Throughout, there are protections for public safety: the regulations require a detailed facilities map, a 24-hour emergency phone number for at least two persons, and a written plan for emergencies such as fire, explosion, leaks, ruptures, spills, or toxic gas emissions. They also require that industry keep a chemical inventory, updated every two months and available to the Huerfano County Health Department within three days of a written request.
The regulations also include protections for affected landowners. Before permit approval, the industry is required to notify landowners living within a quarter mile of the proposed well pad. Landowners may request a public site visit with the applicant and the Planning Commission before, during and after the permitting process, and there is the possibility of an informal dispute resolution meeting to resolve differences. The performance standards require attention to such daily nuisances as noise, air quality, vibrations, weed control, visual impact, and road maintenance. There are also requirements for restoration of properties.
Also, the proposed regulations seek to protect the county’s natural beauty and resources.
They state that oil and gas facilities may not be placed in a geologic hazard area which includes fault lines, floodplains, wetlands and slopes exceeding 30 percent and that industry must consider impact on wildlife according to DOW regulations. One criteria used to decide whether or not to permit a well will be suitability of the site including cultural and historical value and resource values such as open space and prime farmland.
The Planning Commission and County Commissioners will hold a joint public hearing whenever a permit is requested for a major facility. Three of the criteria which will be used to approve or deny a facility are need for the facility, which the industry must demonstrate, adequacy of existing roads, and compatibility with existing uses

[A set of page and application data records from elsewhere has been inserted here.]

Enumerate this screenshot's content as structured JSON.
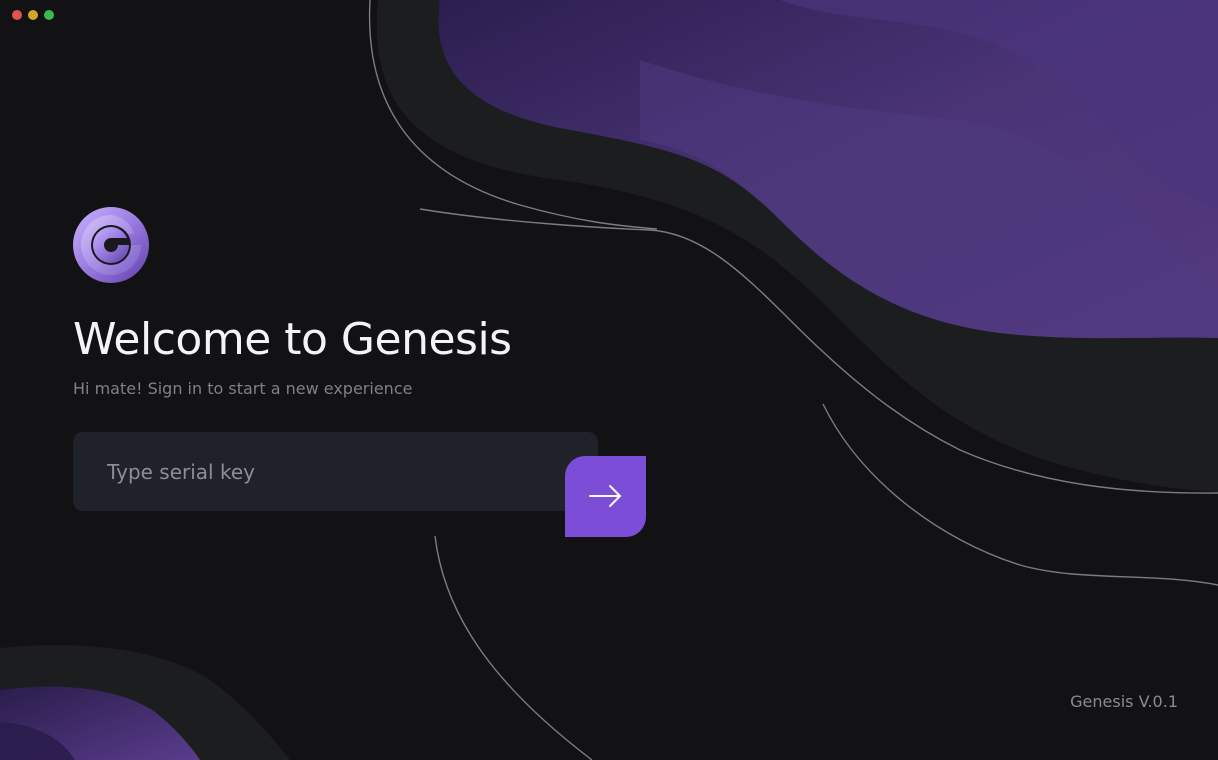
{
  "window": {
    "controls": [
      {
        "name": "close",
        "color": "#e0544f"
      },
      {
        "name": "minimize",
        "color": "#d3a52b"
      },
      {
        "name": "zoom",
        "color": "#3cb94c"
      }
    ]
  },
  "brand": {
    "logo_icon": "genesis-g-logo",
    "accent": "#7c4dd6"
  },
  "login": {
    "title": "Welcome to Genesis",
    "subtitle": "Hi mate! Sign in to start a new experience",
    "serial_placeholder": "Type serial key",
    "serial_value": "",
    "submit_icon": "arrow-right-icon"
  },
  "footer": {
    "version": "Genesis V.0.1"
  }
}
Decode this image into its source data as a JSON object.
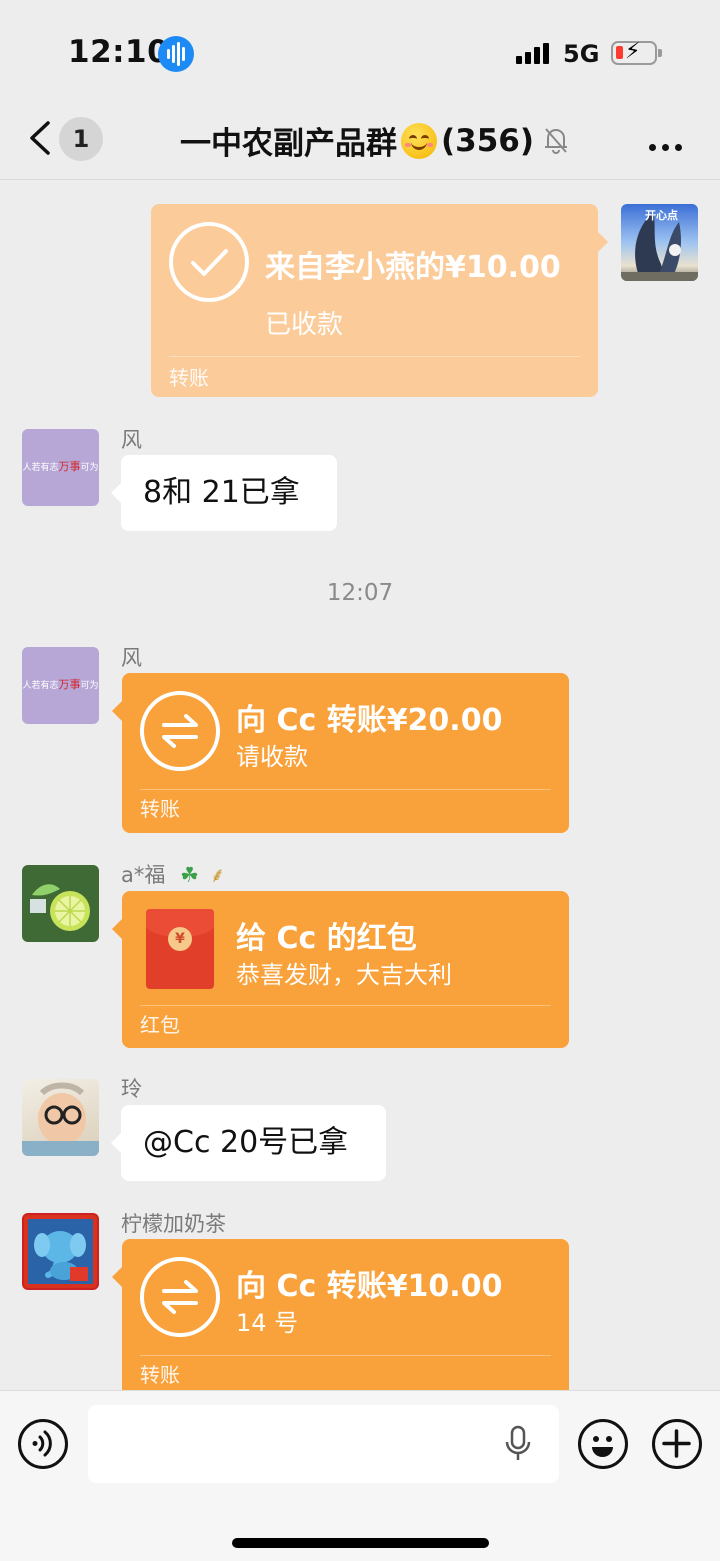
{
  "status_bar": {
    "time": "12:10",
    "network": "5G",
    "battery_level_fraction": 0.15,
    "battery_charging": true
  },
  "nav": {
    "back_icon": "chevron-left-icon",
    "unread_count": "1",
    "title_text": "一中农副产品群",
    "title_count": "(356)",
    "mute_icon": "bell-slash-icon",
    "more_icon": "ellipsis-icon"
  },
  "messages": {
    "m1": {
      "main": "来自李小燕的¥10.00",
      "status": "已收款",
      "footer": "转账"
    },
    "m2": {
      "sender": "风",
      "text": "8和 21已拿"
    },
    "timestamp": "12:07",
    "m3": {
      "sender": "风",
      "main": "向 Cc 转账¥20.00",
      "sub": "请收款",
      "footer": "转账"
    },
    "m4": {
      "sender": "a*福",
      "sender_icons": [
        "clover-icon",
        "rice-icon"
      ],
      "main": "给 Cc 的红包",
      "sub": "恭喜发财，大吉大利",
      "footer": "红包"
    },
    "m5": {
      "sender": "玲",
      "text": "@Cc 20号已拿"
    },
    "m6": {
      "sender": "柠檬加奶茶",
      "main": "向 Cc 转账¥10.00",
      "sub": "14 号",
      "footer": "转账"
    }
  },
  "avatar_texts": {
    "feng_left": "人若有志",
    "feng_mid": "万事",
    "feng_right": "可为",
    "self_caption": "开心点"
  },
  "colors": {
    "transfer_orange": "#f9a13a",
    "received_peach": "#fbcb9a",
    "chat_bg": "#ededed",
    "red_packet": "#e23f2a"
  },
  "input_bar": {
    "voice_icon": "voice-mode-icon",
    "mic_icon": "microphone-icon",
    "emoji_icon": "smiley-icon",
    "plus_icon": "plus-icon"
  }
}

Early in January, the Planning Commission will send these new regulations to the commissioners with their recommendation for approval. The goal is to provide maximum protection for surface owners and to hold industry responsible for best practices while not impeding industry’s right to develop mineral leases. The Planning Commission and County Commissioners thank Steve Channel, County Planner/Code Enforcement Officer, and John Galusha, County Administrator, for their careful work on this project. In turn, they thank La Plata County government, stating, “We couldn’t have done it without them.”